Probably my favorite MOC by you, and knowing how I loved the "old" ones, it means a lot ! I've always loved multi-colored shiny houses, but here you put this style to an incredible quality level. I know it's "for children" but man, it's art !
I dunno why, but I can't stop thinking of The Flintstones when looking at this layout...??! As far as I remember my houses and castles always had a detachable roof/upper floor though (in really early stages you had to imagine the roof, but there were walls on each side)...never liked the open back. Now I think it's just a way of TLC to save on bricks/money...the small yellow/blue one is my favourite here, but the whole surreal concept is great ;)
I love it! The randomness, color, minfigs; brilliant! You also nailed a half-SNOT-half-studs technique. The way you somehow managed to relate something to the next thing is also just outstanding!
I can't see the ship with all those distracting colorful buildings in the way! Seriously though, I think you pulled the "random but cohesive" thing off pretty well, which few builders can do. I give it five smiling severed lego heads out of five. Also, poor Squidman =(.

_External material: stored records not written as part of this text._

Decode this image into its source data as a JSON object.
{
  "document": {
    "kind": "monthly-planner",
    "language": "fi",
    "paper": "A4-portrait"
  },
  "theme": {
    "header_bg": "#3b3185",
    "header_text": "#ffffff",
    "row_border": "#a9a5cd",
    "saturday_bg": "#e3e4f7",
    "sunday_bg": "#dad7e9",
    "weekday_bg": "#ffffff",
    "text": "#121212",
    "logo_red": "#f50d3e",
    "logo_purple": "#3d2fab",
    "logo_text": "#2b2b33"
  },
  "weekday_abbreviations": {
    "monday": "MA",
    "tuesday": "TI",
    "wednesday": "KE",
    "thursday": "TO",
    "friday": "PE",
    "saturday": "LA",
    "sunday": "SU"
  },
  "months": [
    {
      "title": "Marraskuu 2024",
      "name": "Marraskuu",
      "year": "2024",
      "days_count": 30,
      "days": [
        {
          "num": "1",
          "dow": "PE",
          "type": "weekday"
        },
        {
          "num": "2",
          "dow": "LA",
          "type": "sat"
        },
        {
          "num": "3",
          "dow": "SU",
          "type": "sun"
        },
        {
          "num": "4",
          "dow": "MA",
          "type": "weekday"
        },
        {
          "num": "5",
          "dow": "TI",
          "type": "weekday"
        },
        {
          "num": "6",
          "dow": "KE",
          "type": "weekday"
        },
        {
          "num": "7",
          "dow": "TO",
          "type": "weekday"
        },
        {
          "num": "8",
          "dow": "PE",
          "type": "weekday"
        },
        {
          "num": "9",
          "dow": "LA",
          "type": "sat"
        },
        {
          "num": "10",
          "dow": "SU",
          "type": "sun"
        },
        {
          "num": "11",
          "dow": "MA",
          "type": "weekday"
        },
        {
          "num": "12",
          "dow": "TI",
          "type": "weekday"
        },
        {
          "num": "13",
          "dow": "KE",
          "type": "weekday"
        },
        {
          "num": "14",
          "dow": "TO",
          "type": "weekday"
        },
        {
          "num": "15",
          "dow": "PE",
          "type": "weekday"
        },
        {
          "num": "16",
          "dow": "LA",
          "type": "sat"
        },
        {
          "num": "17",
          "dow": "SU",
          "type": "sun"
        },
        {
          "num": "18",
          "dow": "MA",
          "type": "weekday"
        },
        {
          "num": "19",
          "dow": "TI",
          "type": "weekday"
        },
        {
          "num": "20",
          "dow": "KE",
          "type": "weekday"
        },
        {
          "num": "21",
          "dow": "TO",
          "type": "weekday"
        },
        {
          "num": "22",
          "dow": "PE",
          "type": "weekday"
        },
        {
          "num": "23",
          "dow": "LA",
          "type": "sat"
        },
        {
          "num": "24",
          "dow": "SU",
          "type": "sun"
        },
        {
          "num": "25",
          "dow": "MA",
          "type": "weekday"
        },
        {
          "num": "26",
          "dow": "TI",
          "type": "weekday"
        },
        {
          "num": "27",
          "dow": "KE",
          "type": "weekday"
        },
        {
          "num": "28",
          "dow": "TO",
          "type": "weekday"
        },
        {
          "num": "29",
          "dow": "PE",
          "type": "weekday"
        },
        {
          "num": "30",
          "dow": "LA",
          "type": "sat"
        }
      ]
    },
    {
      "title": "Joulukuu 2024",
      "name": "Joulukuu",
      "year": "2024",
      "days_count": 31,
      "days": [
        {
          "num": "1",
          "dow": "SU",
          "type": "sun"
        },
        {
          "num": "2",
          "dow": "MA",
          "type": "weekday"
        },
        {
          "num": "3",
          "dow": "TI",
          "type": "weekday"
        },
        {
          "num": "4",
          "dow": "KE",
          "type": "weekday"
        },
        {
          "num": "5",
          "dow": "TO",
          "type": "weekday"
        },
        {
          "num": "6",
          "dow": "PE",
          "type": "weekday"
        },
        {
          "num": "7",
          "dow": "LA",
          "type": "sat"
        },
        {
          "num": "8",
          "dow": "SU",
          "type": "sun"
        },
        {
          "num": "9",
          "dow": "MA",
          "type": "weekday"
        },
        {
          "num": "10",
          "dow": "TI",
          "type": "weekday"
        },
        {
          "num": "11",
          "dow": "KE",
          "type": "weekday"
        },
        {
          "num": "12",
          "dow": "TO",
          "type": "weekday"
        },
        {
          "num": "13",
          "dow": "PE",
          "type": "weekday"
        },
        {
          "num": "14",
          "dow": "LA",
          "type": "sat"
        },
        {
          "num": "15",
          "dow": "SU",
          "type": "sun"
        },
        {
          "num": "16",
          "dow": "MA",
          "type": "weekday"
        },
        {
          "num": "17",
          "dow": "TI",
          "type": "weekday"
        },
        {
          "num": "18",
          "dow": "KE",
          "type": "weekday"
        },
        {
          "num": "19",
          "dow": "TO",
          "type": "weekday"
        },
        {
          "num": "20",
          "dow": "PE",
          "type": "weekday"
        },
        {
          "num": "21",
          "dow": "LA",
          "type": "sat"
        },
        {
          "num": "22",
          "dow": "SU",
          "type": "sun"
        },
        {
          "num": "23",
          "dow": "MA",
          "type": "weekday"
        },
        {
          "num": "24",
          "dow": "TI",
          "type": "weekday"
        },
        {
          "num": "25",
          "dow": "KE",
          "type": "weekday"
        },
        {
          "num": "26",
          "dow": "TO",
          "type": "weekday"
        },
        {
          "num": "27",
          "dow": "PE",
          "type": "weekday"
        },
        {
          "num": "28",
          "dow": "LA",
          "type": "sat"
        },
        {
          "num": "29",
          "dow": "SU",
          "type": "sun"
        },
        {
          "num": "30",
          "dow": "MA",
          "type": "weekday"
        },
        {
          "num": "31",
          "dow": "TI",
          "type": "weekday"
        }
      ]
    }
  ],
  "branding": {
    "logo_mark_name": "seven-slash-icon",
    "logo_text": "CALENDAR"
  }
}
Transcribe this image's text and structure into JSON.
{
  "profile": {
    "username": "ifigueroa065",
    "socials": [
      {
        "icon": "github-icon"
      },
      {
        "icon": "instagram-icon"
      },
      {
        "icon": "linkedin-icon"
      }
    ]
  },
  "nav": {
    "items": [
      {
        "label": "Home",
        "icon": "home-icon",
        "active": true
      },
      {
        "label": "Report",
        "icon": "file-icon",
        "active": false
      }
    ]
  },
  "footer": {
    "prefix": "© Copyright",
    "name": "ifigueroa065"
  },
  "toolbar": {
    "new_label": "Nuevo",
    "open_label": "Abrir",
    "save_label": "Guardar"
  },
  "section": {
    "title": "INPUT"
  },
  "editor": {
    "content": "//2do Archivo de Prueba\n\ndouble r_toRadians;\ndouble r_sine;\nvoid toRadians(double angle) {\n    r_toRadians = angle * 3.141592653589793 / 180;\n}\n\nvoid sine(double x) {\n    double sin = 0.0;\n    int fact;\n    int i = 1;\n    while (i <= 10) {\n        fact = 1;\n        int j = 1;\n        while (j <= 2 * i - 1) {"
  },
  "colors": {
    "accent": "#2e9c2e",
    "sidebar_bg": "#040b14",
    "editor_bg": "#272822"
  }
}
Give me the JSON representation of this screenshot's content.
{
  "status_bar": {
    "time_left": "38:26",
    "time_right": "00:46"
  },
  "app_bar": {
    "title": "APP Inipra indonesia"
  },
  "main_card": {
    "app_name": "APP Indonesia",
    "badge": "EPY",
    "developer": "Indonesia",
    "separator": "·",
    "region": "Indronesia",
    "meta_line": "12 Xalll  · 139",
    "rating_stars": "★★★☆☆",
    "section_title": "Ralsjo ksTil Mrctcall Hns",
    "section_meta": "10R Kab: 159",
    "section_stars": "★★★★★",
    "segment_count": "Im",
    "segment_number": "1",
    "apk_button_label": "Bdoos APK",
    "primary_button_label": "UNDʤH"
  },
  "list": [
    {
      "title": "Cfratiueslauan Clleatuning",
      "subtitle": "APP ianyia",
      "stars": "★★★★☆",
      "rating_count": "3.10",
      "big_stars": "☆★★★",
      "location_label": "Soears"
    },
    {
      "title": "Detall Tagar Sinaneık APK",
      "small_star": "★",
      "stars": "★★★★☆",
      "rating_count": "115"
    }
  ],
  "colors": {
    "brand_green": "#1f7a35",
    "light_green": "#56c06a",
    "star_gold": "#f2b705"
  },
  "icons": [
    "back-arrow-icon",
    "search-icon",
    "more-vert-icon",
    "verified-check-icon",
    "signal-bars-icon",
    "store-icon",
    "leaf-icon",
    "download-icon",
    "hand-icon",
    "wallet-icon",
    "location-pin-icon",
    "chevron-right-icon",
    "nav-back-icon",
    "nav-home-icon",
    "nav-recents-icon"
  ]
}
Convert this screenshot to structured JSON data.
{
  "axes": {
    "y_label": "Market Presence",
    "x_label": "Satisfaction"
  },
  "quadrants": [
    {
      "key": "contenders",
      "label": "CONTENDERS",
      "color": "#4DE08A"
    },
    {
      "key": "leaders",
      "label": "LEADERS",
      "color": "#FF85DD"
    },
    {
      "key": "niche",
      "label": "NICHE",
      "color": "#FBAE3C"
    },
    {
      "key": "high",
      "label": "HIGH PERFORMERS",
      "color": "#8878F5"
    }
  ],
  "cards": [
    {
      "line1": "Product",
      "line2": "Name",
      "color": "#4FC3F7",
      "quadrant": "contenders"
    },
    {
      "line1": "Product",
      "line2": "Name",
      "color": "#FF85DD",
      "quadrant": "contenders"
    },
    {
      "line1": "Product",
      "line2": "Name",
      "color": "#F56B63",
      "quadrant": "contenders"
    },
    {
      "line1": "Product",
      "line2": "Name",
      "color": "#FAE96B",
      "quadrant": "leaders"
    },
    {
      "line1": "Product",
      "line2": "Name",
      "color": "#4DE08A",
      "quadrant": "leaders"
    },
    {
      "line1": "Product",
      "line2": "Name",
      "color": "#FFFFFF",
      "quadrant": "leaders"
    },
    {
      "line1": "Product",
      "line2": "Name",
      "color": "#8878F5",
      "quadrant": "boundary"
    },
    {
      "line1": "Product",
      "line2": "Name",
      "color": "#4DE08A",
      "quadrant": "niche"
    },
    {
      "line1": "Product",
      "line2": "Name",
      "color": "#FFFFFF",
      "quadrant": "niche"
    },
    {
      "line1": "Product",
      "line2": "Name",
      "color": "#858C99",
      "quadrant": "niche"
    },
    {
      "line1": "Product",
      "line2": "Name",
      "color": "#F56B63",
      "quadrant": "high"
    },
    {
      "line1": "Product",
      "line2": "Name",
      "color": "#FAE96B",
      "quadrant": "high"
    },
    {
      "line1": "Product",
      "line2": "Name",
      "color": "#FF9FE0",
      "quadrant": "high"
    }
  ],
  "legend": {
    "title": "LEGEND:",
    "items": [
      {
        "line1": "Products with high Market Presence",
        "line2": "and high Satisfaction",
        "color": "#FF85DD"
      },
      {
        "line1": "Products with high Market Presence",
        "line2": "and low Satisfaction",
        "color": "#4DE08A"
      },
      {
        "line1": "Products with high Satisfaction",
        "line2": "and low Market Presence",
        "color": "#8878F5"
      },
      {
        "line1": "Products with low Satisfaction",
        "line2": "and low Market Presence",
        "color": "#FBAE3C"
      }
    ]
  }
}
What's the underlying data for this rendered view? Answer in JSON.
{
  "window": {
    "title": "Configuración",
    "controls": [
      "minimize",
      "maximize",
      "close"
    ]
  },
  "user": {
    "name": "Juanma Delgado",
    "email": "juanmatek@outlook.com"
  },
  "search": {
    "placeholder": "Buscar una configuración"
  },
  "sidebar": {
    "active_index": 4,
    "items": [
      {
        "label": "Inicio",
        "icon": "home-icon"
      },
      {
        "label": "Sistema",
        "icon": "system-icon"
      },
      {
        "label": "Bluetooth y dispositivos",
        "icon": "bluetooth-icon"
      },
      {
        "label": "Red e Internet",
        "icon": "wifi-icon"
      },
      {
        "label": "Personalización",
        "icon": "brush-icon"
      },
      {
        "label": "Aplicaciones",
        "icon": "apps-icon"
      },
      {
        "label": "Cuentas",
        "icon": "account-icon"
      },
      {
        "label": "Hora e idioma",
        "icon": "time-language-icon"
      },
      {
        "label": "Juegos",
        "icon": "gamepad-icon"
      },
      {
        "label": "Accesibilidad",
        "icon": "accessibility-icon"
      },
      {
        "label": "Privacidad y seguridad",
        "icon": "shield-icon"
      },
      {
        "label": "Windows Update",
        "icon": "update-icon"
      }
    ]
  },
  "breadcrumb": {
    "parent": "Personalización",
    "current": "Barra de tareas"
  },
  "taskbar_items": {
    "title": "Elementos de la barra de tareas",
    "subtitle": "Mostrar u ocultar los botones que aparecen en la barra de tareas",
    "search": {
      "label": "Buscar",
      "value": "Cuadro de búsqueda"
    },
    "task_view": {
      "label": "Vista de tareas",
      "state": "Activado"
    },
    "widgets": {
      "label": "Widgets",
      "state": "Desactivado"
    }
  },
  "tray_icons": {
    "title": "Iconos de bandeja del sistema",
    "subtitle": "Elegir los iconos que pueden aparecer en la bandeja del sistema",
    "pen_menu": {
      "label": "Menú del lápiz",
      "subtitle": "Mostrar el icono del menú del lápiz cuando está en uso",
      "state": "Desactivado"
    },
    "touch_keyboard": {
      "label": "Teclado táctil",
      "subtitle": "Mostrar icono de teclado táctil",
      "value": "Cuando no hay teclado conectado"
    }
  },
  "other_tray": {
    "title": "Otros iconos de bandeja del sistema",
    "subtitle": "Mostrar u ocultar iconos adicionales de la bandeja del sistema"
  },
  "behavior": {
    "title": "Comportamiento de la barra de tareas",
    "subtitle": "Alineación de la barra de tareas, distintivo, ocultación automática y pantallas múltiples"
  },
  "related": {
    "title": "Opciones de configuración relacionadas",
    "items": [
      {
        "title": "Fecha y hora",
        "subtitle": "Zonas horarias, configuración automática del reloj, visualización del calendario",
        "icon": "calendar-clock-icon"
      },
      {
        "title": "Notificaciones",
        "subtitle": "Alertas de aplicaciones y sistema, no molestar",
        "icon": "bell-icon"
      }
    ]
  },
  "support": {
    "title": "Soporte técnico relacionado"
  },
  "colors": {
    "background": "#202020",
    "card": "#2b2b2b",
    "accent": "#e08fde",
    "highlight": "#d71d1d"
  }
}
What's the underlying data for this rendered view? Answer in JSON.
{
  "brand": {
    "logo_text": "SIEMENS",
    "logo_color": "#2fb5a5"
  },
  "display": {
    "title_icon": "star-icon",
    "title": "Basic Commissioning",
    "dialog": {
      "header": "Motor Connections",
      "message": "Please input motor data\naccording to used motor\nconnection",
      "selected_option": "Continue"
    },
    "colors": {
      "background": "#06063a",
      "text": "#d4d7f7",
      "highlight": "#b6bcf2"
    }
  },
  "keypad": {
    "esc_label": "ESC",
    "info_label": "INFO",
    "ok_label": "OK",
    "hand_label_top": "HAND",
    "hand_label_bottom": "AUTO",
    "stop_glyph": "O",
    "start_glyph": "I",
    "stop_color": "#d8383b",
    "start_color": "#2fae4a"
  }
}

I like knowing the backstory on how this came to be. It adds to my enjoyment to know more. As do the videos. They sure made it easier to see the work as a whole. Much better than still pictures from people's con reports. Anyway. It's great. I'm fascinated by the color(s). Did you get people who just stopped and stared? Could slow a guy down, trying to make sense out of they are seeing. I'd be curious to hear what the general public said. Fun, especially the vids. see ya. garth
I like it
November 9, 2009
Now see, I need building to put my furniture in. If only we could have joined forces...Ooooh, Ninja Assassins!!! What was I talking about?
I like it
November 9, 2009
This is just amazing! I really like the pathway where the ninjas are fighting.
Oh man that was grueling! But worth it! I like the behind the build stuff... where you go into motivation and problems you encountered and stuff... although I find when I do this people are put off a moc post... ah well that's the state of all ours' attention spans, i s'po- Brilliant! Have fun sorting.
really great. i especially love the house your niece likes. it reminds me of a fast food store selling chicken. and those fluoroleccent pieces of bunched together behind the pillars with people on them are cool. what are they anyway? some local art? well on a scale of 1-10 id say 17.